● Problem to solve
Retype the records below exactly. Leave nothing out.

● Data for review

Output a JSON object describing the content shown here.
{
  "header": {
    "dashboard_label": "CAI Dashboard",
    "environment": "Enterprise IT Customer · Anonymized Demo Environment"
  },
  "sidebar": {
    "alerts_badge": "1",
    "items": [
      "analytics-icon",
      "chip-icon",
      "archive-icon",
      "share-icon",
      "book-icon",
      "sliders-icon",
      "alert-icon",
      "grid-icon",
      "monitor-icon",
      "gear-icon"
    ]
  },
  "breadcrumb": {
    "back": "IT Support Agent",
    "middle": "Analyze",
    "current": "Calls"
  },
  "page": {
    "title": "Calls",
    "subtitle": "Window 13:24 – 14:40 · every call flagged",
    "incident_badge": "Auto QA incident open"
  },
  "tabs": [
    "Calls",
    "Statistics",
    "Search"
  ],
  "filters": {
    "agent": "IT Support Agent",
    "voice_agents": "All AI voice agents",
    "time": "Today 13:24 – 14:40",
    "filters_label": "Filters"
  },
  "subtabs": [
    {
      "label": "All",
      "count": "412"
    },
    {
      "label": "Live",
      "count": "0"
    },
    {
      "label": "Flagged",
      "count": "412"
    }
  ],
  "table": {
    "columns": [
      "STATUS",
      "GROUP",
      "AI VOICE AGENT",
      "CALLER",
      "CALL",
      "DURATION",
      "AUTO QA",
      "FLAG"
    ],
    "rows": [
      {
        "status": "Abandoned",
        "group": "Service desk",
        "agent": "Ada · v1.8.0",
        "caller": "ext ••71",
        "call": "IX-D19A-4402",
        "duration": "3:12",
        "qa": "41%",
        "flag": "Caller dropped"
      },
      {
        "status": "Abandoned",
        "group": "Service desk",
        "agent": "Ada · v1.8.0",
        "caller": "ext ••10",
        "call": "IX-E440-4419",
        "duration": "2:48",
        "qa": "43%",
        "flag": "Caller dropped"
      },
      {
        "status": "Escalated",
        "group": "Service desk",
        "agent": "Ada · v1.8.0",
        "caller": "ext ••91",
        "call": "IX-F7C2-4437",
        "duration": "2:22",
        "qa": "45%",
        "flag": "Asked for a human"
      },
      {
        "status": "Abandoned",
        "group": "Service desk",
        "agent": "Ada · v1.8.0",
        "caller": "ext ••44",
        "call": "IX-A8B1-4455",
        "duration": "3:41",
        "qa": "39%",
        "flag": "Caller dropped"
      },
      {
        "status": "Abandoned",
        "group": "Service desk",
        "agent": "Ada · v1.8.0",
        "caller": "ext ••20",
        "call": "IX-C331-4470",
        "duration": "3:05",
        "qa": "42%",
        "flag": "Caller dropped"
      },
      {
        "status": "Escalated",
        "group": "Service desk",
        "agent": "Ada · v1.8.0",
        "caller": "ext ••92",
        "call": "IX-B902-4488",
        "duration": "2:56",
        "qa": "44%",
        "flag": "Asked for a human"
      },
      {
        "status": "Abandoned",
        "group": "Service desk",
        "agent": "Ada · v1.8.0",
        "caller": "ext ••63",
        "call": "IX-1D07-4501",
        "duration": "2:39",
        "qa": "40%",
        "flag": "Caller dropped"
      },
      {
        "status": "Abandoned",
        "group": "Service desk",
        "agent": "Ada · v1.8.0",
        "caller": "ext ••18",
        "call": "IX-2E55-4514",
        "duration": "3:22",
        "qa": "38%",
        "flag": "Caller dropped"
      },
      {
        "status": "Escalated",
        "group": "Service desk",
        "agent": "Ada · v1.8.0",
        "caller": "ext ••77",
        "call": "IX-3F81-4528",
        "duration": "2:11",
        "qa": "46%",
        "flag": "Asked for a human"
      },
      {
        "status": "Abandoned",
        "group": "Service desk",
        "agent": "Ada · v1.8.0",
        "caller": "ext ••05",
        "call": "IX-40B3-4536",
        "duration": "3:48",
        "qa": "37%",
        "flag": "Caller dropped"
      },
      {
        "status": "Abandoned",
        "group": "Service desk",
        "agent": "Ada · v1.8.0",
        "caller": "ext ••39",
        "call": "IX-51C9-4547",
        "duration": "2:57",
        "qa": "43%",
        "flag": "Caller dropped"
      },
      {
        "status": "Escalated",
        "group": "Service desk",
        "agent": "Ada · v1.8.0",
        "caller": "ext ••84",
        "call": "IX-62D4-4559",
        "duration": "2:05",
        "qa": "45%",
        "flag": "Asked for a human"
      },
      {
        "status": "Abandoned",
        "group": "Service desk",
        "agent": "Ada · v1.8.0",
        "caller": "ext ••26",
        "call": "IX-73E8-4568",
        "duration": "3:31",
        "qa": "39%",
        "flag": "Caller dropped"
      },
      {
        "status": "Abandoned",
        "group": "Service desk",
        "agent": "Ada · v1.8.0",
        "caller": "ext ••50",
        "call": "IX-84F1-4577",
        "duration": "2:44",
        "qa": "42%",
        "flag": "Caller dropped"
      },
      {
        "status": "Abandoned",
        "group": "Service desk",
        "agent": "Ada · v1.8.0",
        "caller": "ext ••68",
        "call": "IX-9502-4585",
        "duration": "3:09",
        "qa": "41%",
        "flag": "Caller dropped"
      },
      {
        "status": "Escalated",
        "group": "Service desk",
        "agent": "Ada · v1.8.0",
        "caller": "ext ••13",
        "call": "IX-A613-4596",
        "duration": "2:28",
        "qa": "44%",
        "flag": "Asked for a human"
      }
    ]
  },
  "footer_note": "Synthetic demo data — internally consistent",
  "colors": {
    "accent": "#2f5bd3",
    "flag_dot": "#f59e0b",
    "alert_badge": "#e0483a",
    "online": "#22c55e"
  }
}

● Result of this exercise
Output a JSON object describing the content shown here.
{
  "header": {
    "dashboard_label": "CAI Dashboard",
    "environment": "Enterprise IT Customer · Anonymized Demo Environment"
  },
  "sidebar": {
    "alerts_badge": "1",
    "items": [
      "analytics-icon",
      "chip-icon",
      "archive-icon",
      "share-icon",
      "book-icon",
      "sliders-icon",
      "alert-icon",
      "grid-icon",
      "monitor-icon",
      "gear-icon"
    ]
  },
  "breadcrumb": {
    "back": "IT Support Agent",
    "middle": "Analyze",
    "current": "Calls"
  },
  "page": {
    "title": "Calls",
    "subtitle": "Window 13:24 – 14:40 · every call flagged",
    "incident_badge": "Auto QA incident open"
  },
  "tabs": [
    "Calls",
    "Statistics",
    "Search"
  ],
  "filters": {
    "agent": "IT Support Agent",
    "voice_agents": "All AI voice agents",
    "time": "Today 13:24 – 14:40",
    "filters_label": "Filters"
  },
  "subtabs": [
    {
      "label": "All",
      "count": "412"
    },
    {
      "label": "Live",
      "count": "0"
    },
    {
      "label": "Flagged",
      "count": "412"
    }
  ],
  "table": {
    "columns": [
      "STATUS",
      "GROUP",
      "AI VOICE AGENT",
      "CALLER",
      "CALL",
      "DURATION",
      "AUTO QA",
      "FLAG"
    ],
    "rows": [
      {
        "status": "Abandoned",
        "group": "Service desk",
        "agent": "Ada · v1.8.0",
        "caller": "ext ••71",
        "call": "IX-D19A-4402",
        "duration": "3:12",
        "qa": "41%",
        "flag": "Caller dropped"
      },
      {
        "status": "Abandoned",
        "group": "Service desk",
        "agent": "Ada · v1.8.0",
        "caller": "ext ••10",
        "call": "IX-E440-4419",
        "duration": "2:48",
        "qa": "43%",
        "flag": "Caller dropped"
      },
      {
        "status": "Escalated",
        "group": "Service desk",
        "agent": "Ada · v1.8.0",
        "caller": "ext ••91",
        "call": "IX-F7C2-4437",
        "duration": "2:22",
        "qa": "45%",
        "flag": "Asked for a human"
      },
      {
        "status": "Abandoned",
        "group": "Service desk",
        "agent": "Ada · v1.8.0",
        "caller": "ext ••44",
        "call": "IX-A8B1-4455",
        "duration": "3:41",
        "qa": "39%",
        "flag": "Caller dropped"
      },
      {
        "status": "Abandoned",
        "group": "Service desk",
        "agent": "Ada · v1.8.0",
        "caller": "ext ••20",
        "call": "IX-C331-4470",
        "duration": "3:05",
        "qa": "42%",
        "flag": "Caller dropped"
      },
      {
        "status": "Escalated",
        "group": "Service desk",
        "agent": "Ada · v1.8.0",
        "caller": "ext ••92",
        "call": "IX-B902-4488",
        "duration": "2:56",
        "qa": "44%",
        "flag": "Asked for a human"
      },
      {
        "status": "Abandoned",
        "group": "Service desk",
        "agent": "Ada · v1.8.0",
        "caller": "ext ••63",
        "call": "IX-1D07-4501",
        "duration": "2:39",
        "qa": "40%",
        "flag": "Caller dropped"
      },
      {
        "status": "Abandoned",
        "group": "Service desk",
        "agent": "Ada · v1.8.0",
        "caller": "ext ••18",
        "call": "IX-2E55-4514",
        "duration": "3:22",
        "qa": "38%",
        "flag": "Caller dropped"
      },
      {
        "status": "Escalated",
        "group": "Service desk",
        "agent": "Ada · v1.8.0",
        "caller": "ext ••77",
        "call": "IX-3F81-4528",
        "duration": "2:11",
        "qa": "46%",
        "flag": "Asked for a human"
      },
      {
        "status": "Abandoned",
        "group": "Service desk",
        "agent": "Ada · v1.8.0",
        "caller": "ext ••05",
        "call": "IX-40B3-4536",
        "duration": "3:48",
        "qa": "37%",
        "flag": "Caller dropped"
      },
      {
        "status": "Abandoned",
        "group": "Service desk",
        "agent": "Ada · v1.8.0",
        "caller": "ext ••39",
        "call": "IX-51C9-4547",
        "duration": "2:57",
        "qa": "43%",
        "flag": "Caller dropped"
      },
      {
        "status": "Escalated",
        "group": "Service desk",
        "agent": "Ada · v1.8.0",
        "caller": "ext ••84",
        "call": "IX-62D4-4559",
        "duration": "2:05",
        "qa": "45%",
        "flag": "Asked for a human"
      },
      {
        "status": "Abandoned",
        "group": "Service desk",
        "agent": "Ada · v1.8.0",
        "caller": "ext ••26",
        "call": "IX-73E8-4568",
        "duration": "3:31",
        "qa": "39%",
        "flag": "Caller dropped"
      },
      {
        "status": "Abandoned",
        "group": "Service desk",
        "agent": "Ada · v1.8.0",
        "caller": "ext ••50",
        "call": "IX-84F1-4577",
        "duration": "2:44",
        "qa": "42%",
        "flag": "Caller dropped"
      },
      {
        "status": "Abandoned",
        "group": "Service desk",
        "agent": "Ada · v1.8.0",
        "caller": "ext ••68",
        "call": "IX-9502-4585",
        "duration": "3:09",
        "qa": "41%",
        "flag": "Caller dropped"
      },
      {
        "status": "Escalated",
        "group": "Service desk",
        "agent": "Ada · v1.8.0",
        "caller": "ext ••13",
        "call": "IX-A613-4596",
        "duration": "2:28",
        "qa": "44%",
        "flag": "Asked for a human"
      }
    ]
  },
  "footer_note": "Synthetic demo data — internally consistent",
  "colors": {
    "accent": "#2f5bd3",
    "flag_dot": "#f59e0b",
    "alert_badge": "#e0483a",
    "online": "#22c55e"
  }
}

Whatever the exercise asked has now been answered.